I think the problem is that, for years, compiling the madwifi drivers was the solution.

So your wireless doesn`t work and you consult uncle google.

He tells you to compile the madwifi drivers, when all you have to do is enable them in Additional Drivers.

Maybe Ubuntu should offer an option, by way of a pop up window thingy, rather than expect new users to find it.

The real problem is that in order to connect wirelessly with a Broadcom type wireless setup you have to be connected through a wire to get the things you need to get to connect wirelessly.

That is the answer I needed. Not criticizing, but that is what I needed to know three days ago.

btw, I can't figure out how to mark this thd as "solved"

nothingspecial
January 8th, 2011, 04:09 PM
The real problem is that in order to connect wirelessly with a Broadcom type wireless setup you have to be connected through a wire to get the things you need to get to connect wirelessly.


Yep, that`s it in a nutshell.

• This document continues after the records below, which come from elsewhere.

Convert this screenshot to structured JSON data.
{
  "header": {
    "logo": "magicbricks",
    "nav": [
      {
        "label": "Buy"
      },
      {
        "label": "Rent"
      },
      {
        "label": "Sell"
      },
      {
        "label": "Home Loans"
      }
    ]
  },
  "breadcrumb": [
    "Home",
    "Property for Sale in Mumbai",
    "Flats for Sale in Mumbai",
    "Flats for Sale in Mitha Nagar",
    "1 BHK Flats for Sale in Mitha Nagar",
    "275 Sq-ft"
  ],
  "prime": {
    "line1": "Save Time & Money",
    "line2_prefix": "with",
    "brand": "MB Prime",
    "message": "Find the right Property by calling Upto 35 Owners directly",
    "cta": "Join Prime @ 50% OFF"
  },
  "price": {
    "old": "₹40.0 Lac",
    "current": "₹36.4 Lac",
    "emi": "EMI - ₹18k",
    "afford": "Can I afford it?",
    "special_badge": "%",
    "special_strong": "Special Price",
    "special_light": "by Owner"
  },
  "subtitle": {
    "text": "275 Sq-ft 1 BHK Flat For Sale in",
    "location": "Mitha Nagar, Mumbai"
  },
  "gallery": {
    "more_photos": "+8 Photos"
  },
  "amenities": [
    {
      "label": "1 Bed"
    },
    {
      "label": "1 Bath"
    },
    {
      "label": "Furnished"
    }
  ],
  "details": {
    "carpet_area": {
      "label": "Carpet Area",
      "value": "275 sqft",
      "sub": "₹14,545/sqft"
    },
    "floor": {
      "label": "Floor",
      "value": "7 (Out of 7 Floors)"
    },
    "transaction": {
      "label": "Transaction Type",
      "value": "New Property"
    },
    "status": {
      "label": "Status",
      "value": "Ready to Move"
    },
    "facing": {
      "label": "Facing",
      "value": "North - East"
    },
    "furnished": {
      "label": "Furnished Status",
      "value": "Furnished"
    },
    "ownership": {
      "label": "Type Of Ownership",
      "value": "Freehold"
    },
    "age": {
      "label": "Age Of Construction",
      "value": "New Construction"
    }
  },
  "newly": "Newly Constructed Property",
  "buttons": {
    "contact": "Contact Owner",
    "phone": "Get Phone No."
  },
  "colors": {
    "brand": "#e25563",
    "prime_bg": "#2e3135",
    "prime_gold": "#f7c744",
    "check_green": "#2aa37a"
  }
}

Click the thread tools thingy at the top of the page.

lokihound
September 6th, 2012, 12:28 AM
How do I install madwifi if I can't connect hard wired. I have no way to do this - no Ethernet card! I have another computer - so why can't I just download something and put it on a USB or floppy?

lokihound
September 6th, 2012, 01:42 AM
Well I was being stupid - and the interface was not exactly compliant. I was going into Network Connections dialog box (where you can put in settings and such for all your networks), but instead should have clicked on the icon that looks like two arrows= one up and one down to access the wireless networks - and mine was there. No need to get the madwifi thing - and am I glad as it seems way too complicated for me at this particular time! Oh - and I'm using XUbuntu - so the interface is a bit different.